▸ Description of the task: Leaving out all pictures, return the records word for word.
• • • • • • •
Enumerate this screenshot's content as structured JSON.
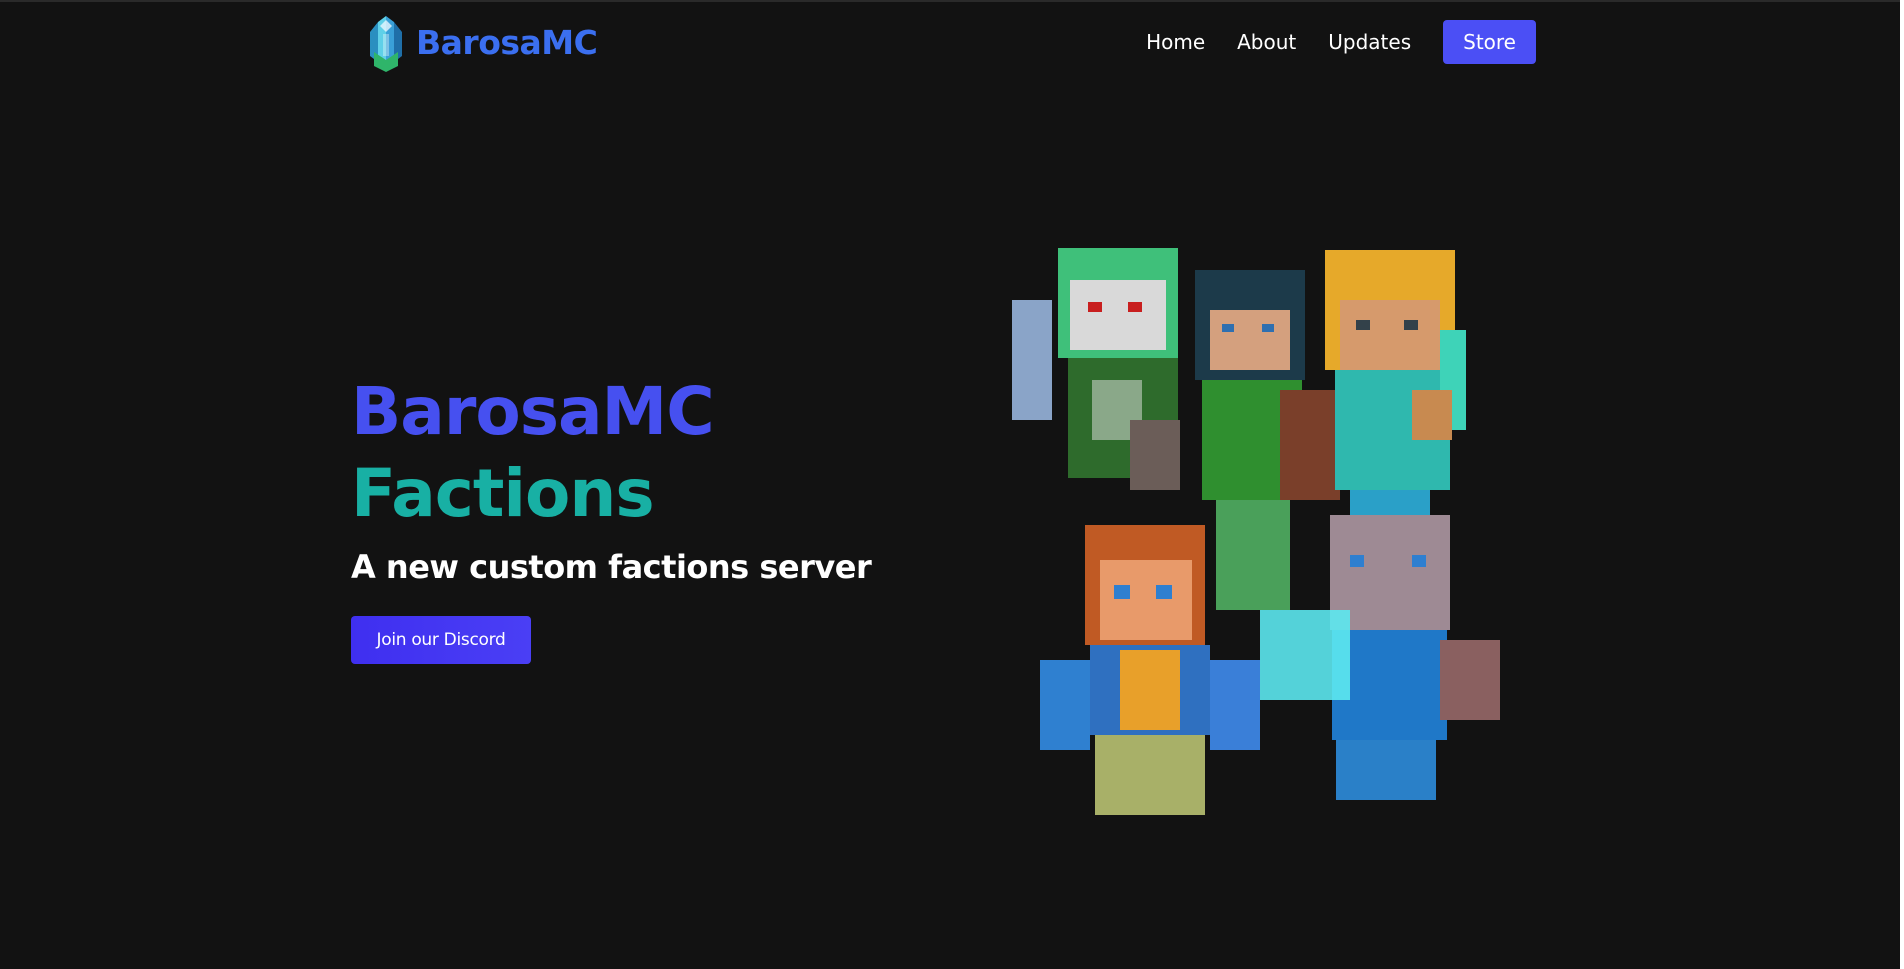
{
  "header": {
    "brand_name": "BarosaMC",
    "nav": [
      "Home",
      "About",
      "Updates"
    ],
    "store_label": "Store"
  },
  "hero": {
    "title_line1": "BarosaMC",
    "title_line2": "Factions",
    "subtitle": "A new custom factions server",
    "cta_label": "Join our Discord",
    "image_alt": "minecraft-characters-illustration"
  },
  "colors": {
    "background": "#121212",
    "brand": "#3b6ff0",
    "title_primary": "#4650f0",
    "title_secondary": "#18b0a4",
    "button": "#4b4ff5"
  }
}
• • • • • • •
▸ Response to this exercise:
Enumerate this screenshot's content as structured JSON.
{
  "header": {
    "brand_name": "BarosaMC",
    "nav": [
      "Home",
      "About",
      "Updates"
    ],
    "store_label": "Store"
  },
  "hero": {
    "title_line1": "BarosaMC",
    "title_line2": "Factions",
    "subtitle": "A new custom factions server",
    "cta_label": "Join our Discord",
    "image_alt": "minecraft-characters-illustration"
  },
  "colors": {
    "background": "#121212",
    "brand": "#3b6ff0",
    "title_primary": "#4650f0",
    "title_secondary": "#18b0a4",
    "button": "#4b4ff5"
  }
}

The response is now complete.